stayed on the comeback trail Friday, reporting a smaller first-quarter loss, thanks to increasing sales and improved margins.

The mall-based apparel retailer, which was snatched from the jaws of bankruptcy last year with the help of a well-known hedge fund, reported a loss of $8.6 million, or 23 cents a share. That marks an improvement from last year's loss of $20 million, or 66 cents a share, in the same quarter.

The company said the results include about $1.5 million in charges from stock compensation and interest expenses.

Wall Street analysts were expecting a loss of 41 cents a share, according to consensus estimates reported by Thomson First Call. Shares of Wet Seal were recently trading up 22 cents, or 5.7%, to $4.07.

The retailer suffered steep losses in sales and earnings in 2004, and its stock lost three quarters of its value. Steve Cohen's SAC Capital put up $40 million to shore up the company's cash position, brought in a new chief executive and closed 153 stores.

So far, these efforts have reversed sales trends. In the latest quarter, Wet Seal's net sales totaled $103.8 million, a 4% increase from last year's $99.9 million, despite closing 153 of its namesake stores.

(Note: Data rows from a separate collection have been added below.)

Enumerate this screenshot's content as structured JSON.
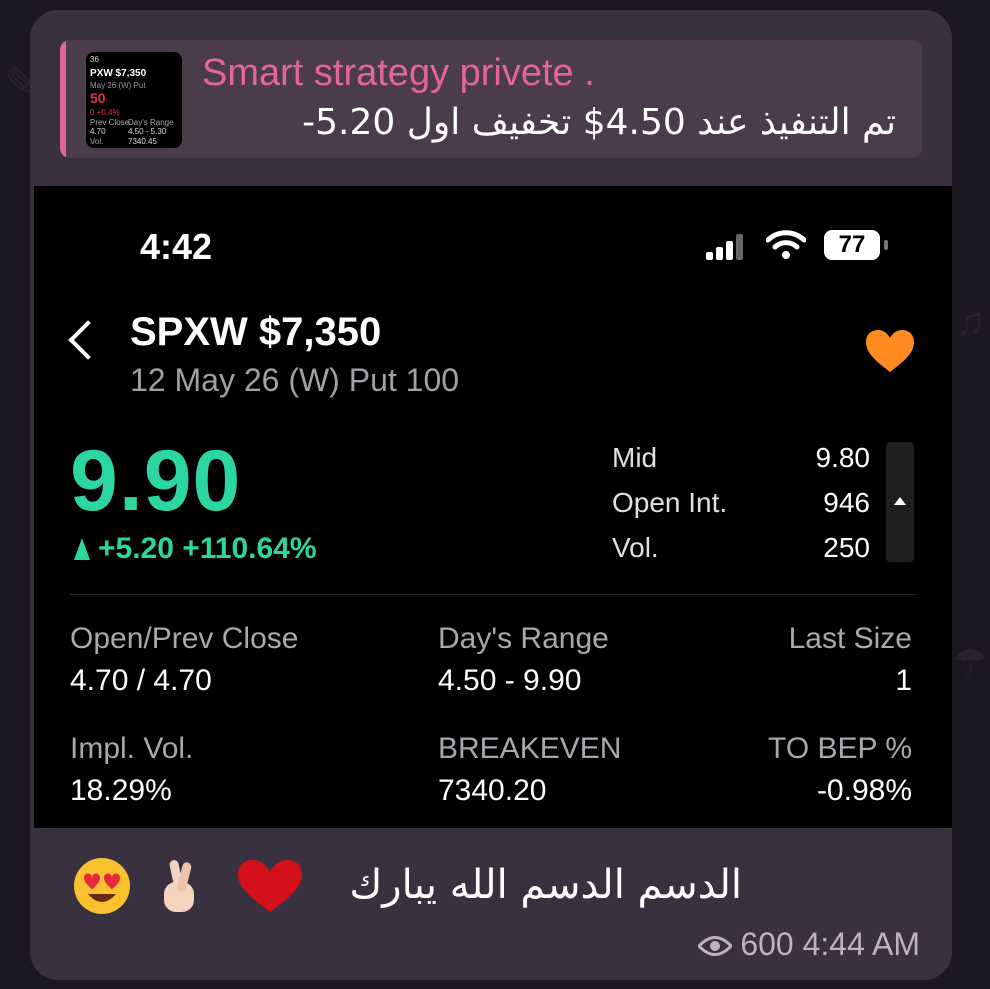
{
  "reply": {
    "title": "Smart strategy privete .",
    "text": "تم التنفيذ عند 4.50$ تخفيف اول 5.20-",
    "thumbnail": {
      "time": "36",
      "symbol": "PXW $7,350",
      "sub": "May 26 (W) Put",
      "price": "50",
      "change": "0 +0.4%",
      "labels": [
        "Prev Close",
        "Day's Range",
        "4.70",
        "4.50 - 5.30",
        "Vol.",
        "BREAKEVEN",
        "7340.45"
      ]
    }
  },
  "status_bar": {
    "time": "4:42",
    "battery": "77"
  },
  "quote": {
    "symbol": "SPXW $7,350",
    "subtitle": "12 May 26 (W) Put 100",
    "price": "9.90",
    "change": "+5.20 +110.64%",
    "stats": [
      {
        "label": "Mid",
        "value": "9.80"
      },
      {
        "label": "Open Int.",
        "value": "946"
      },
      {
        "label": "Vol.",
        "value": "250"
      }
    ],
    "grid": [
      {
        "label": "Open/Prev Close",
        "value": "4.70 / 4.70"
      },
      {
        "label": "Day's Range",
        "value": "4.50 - 9.90"
      },
      {
        "label": "Last Size",
        "value": "1"
      },
      {
        "label": "Impl. Vol.",
        "value": "18.29%"
      },
      {
        "label": "BREAKEVEN",
        "value": "7340.20"
      },
      {
        "label": "TO BEP %",
        "value": "-0.98%"
      }
    ]
  },
  "message": {
    "caption": "الدسم الدسم الله يبارك",
    "emojis": [
      "heart-eyes-emoji",
      "crossed-fingers-emoji",
      "red-heart-emoji"
    ],
    "views": "600",
    "time": "4:44 AM"
  },
  "colors": {
    "accent_pink": "#e4649c",
    "up_green": "#2bd6a0",
    "heart_orange": "#ff8a1f"
  }
}
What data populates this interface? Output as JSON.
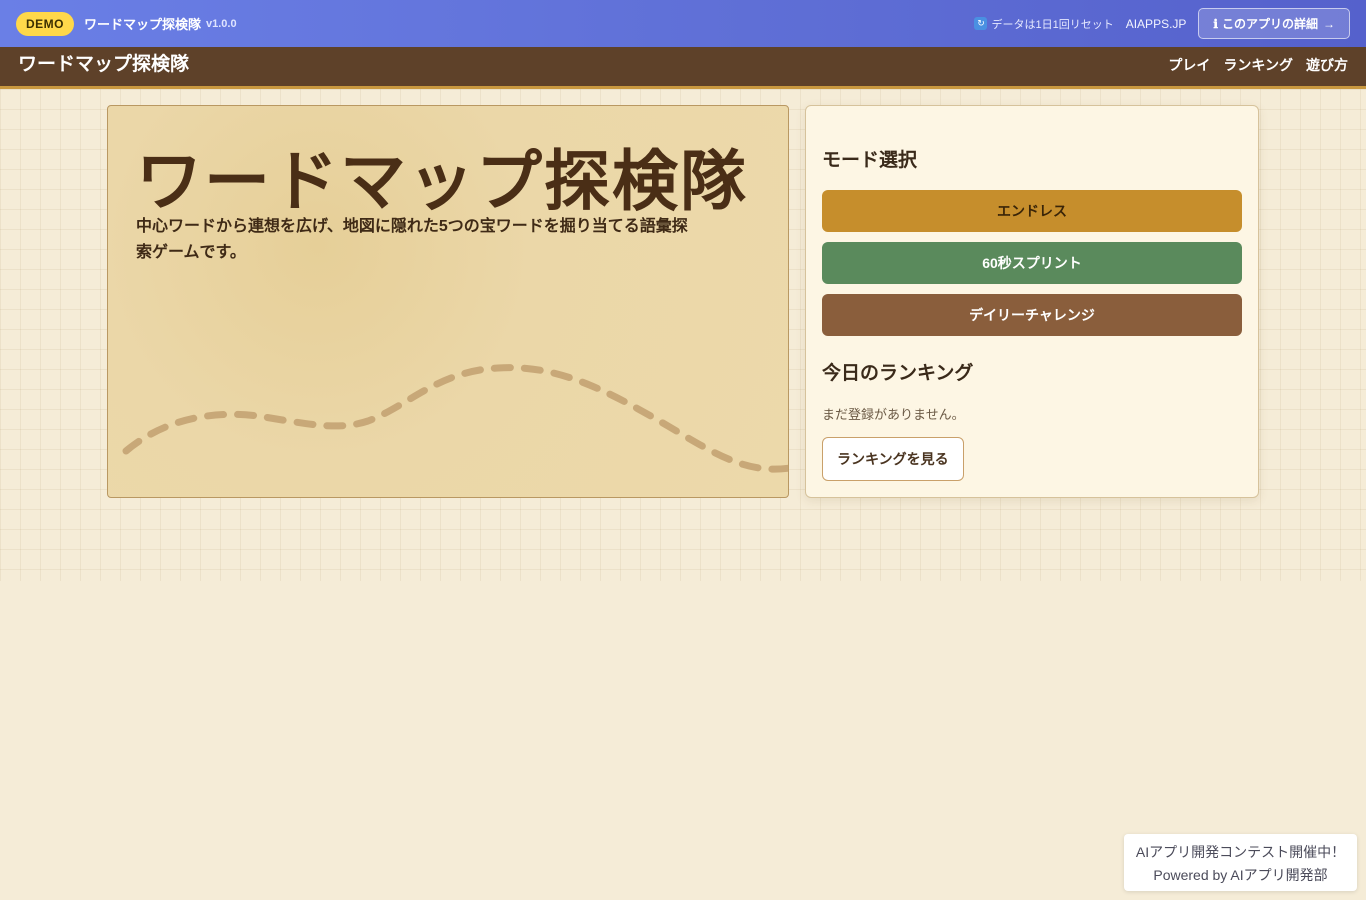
{
  "demo_bar": {
    "badge": "DEMO",
    "app_name": "ワードマップ探検隊",
    "version": "v1.0.0",
    "reset_note": "データは1日1回リセット",
    "reset_icon": "refresh-icon",
    "site_link": "AIAPPS.JP",
    "detail_button": "このアプリの詳細",
    "detail_arrow": "→",
    "info_icon": "info-icon"
  },
  "nav": {
    "site_title": "ワードマップ探検隊",
    "links": [
      "プレイ",
      "ランキング",
      "遊び方"
    ]
  },
  "hero": {
    "title": "ワードマップ探検隊",
    "description": "中心ワードから連想を広げ、地図に隠れた5つの宝ワードを掘り当てる語彙探索ゲームです。"
  },
  "panel": {
    "mode_heading": "モード選択",
    "modes": [
      "エンドレス",
      "60秒スプリント",
      "デイリーチャレンジ"
    ],
    "ranking_heading": "今日のランキング",
    "empty_note": "まだ登録がありません。",
    "ranking_button": "ランキングを見る"
  },
  "promo": {
    "line1": "AIアプリ開発コンテスト開催中！",
    "line2": "Powered by AIアプリ開発部"
  },
  "colors": {
    "demo_bar": "#5f6fd6",
    "nav_bg": "#5e4129",
    "endless": "#c68e2c",
    "sprint": "#5a8a5c",
    "daily": "#8a5e3c"
  }
}
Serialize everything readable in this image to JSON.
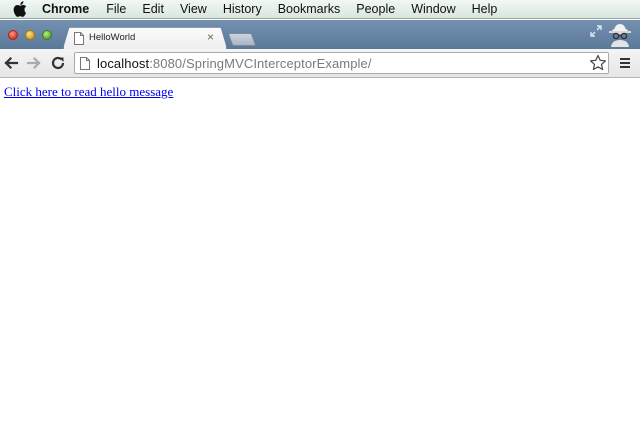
{
  "menubar": {
    "app_name": "Chrome",
    "items": [
      "File",
      "Edit",
      "View",
      "History",
      "Bookmarks",
      "People",
      "Window",
      "Help"
    ]
  },
  "tab": {
    "title": "HelloWorld",
    "close_glyph": "×"
  },
  "toolbar": {
    "url_host": "localhost",
    "url_rest": ":8080/SpringMVCInterceptorExample/"
  },
  "page": {
    "link_text": "Click here to read hello message"
  },
  "icons": {
    "back": "arrow-left-icon",
    "forward": "arrow-right-icon",
    "reload": "reload-icon",
    "star": "star-icon",
    "menu": "hamburger-menu-icon",
    "incognito": "incognito-icon",
    "fullscreen": "fullscreen-icon"
  },
  "colors": {
    "link": "#0000ee",
    "tabstrip": "#6a87a8"
  }
}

Same-store sales at locations open at least a year surged 29.8% last quarter, compared with a decrease of 17.2% the year before.

The retailer did not provide any sales or earnings guidance going forward.